**How to complete this task**
If a line in the data holds the string "Ziua", list it.

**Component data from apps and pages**
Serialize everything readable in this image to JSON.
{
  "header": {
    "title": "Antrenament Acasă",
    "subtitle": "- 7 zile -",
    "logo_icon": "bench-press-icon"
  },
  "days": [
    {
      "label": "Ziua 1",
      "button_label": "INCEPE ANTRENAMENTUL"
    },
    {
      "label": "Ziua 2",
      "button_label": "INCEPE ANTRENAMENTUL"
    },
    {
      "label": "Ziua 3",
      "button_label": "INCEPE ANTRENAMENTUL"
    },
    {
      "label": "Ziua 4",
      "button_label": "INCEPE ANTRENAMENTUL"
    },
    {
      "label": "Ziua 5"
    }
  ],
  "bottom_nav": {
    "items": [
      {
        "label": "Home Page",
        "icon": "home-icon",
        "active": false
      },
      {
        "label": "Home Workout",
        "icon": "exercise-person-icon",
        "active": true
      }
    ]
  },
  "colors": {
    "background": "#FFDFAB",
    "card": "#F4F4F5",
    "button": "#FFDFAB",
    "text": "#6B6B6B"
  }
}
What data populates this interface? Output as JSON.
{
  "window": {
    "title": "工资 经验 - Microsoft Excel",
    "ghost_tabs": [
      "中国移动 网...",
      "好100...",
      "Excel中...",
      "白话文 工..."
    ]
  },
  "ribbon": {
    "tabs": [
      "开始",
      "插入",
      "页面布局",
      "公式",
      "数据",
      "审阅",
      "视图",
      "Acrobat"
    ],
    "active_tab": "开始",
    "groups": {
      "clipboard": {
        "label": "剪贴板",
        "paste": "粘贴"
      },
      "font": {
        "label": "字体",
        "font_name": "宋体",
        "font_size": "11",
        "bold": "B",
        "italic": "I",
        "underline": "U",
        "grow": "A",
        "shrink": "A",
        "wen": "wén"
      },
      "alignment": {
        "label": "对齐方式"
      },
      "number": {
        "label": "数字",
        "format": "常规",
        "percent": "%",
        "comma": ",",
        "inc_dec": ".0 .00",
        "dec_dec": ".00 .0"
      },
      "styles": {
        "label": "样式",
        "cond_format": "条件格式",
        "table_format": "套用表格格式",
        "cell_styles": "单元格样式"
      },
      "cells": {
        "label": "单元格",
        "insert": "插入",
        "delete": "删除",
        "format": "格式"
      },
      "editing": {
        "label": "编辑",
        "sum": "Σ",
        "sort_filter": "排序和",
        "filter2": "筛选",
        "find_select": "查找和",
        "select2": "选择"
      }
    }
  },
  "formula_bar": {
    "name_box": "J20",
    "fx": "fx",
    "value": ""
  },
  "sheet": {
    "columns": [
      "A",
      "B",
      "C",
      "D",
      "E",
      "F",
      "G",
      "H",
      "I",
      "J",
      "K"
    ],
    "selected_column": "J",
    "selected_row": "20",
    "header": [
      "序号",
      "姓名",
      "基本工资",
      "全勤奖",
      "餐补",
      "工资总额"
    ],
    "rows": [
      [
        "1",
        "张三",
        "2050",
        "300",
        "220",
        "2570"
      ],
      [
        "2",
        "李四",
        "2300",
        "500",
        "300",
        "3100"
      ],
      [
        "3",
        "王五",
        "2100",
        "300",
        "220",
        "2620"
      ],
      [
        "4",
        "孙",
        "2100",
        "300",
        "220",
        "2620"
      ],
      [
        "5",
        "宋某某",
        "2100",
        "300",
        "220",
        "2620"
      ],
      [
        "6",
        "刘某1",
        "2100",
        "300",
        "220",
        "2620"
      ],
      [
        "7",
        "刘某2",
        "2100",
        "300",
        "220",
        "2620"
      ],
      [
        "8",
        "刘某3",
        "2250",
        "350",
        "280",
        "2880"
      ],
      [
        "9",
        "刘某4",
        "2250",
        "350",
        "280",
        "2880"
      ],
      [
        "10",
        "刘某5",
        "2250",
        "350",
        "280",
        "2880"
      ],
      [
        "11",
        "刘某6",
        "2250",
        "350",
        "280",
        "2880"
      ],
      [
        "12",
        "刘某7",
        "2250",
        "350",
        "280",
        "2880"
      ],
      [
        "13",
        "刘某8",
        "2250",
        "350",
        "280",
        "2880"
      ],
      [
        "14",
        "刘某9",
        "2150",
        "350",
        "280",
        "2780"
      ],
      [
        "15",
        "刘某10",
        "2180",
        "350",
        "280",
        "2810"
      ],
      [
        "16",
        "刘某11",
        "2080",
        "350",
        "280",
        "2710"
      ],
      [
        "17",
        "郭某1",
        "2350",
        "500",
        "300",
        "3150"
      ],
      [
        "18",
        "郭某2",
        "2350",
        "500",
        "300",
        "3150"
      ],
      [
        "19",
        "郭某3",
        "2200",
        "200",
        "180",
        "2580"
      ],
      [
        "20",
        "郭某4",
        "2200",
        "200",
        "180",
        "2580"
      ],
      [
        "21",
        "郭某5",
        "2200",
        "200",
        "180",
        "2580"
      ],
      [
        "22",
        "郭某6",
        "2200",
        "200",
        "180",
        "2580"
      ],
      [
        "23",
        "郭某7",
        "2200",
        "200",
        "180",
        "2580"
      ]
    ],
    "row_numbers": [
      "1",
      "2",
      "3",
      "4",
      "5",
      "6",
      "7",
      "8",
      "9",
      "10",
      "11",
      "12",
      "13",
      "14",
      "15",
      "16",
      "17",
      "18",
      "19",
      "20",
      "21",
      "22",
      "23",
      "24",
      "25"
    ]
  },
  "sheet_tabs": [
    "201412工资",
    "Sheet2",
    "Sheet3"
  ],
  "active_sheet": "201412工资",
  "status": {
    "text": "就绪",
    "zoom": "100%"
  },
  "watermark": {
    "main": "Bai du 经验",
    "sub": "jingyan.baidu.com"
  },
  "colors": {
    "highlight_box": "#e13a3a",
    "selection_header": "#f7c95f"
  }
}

**Written response**
      "label": "Ziua 1",
      "label": "Ziua 2",
      "label": "Ziua 3",
      "label": "Ziua 4",
      "label": "Ziua 5"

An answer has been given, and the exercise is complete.